On December 18, 2013, the Senate Special Committee on Aging held a hearing entitled “The Future of Long-Term Care Policy: Continuing the Conversation.” Michelle Martin, the Policy Director for the National Council on Medicaid Home Care - an affiliate of the National Association for Home Care and Hospice (NAHC) - attended the hearing. The hearing was attended by a handful of Senators: Chairman Bill Nelson (D-FL), Ranking Member Susan Collins (R-ME), Sheldon Whitehouse (D-RI), Jon Manchin (D-WV), Tammy Baldwin (D-WI), Elizabeth Warren (D-MA), Kelly Ayotte (R-NH), and Tim Scott (R-SC). The four witnesses during the hearing were:
- Judy Feder, Professor, Georgetown University McCourt School of Public Policy and Fellow, Urban Institute;
- Mark J. Warshawsky, Visiting Adjunct Scholar, American Enterprise Institute (former Chair of LTC Commission);
- Bruce Chernof, President and Chief Executive Officer, The SCAN Foundation (former Vice Chair of LTC Commission); and
- Anne Tumlinson, Senior Vice President, Avalere Health.

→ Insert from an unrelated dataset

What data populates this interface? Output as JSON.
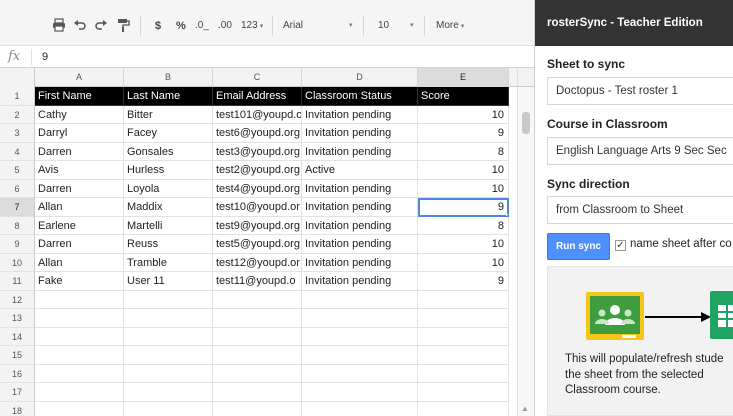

The Senators and witnesses agreed that long-term care, whether received in an individual’s home or in a nursing home, is an area that is growing in terms of individuals needing care but remains sorely underfunded and misunderstood. The general public is unaware of the lack of coverage for long-term care offered by health insurance, Medicare and Medicaid. How to successfully address the funding issue is where the Senators and panelists differed in their views. Senator Scott agreed with Mr. Warshawsky, opining that the private sector holds the answers and the possibility of market-based incentives would cause individuals to seek long-term care coverage. Senators Baldwin, Warren, and Whitehouse took greater interest in the idea of a public social insurance mechanism put forth by Judy Feder. Anne Tumlinson made the point that, regardless of a public, private or hybrid financing model, there needs to be some type of mandate in order to create a risk pool large enough to be sustainable. While the Committee reached no conclusions on the topic of how to fund long term care needs, the importance of working to develop solutions was very clear to all of the Senators.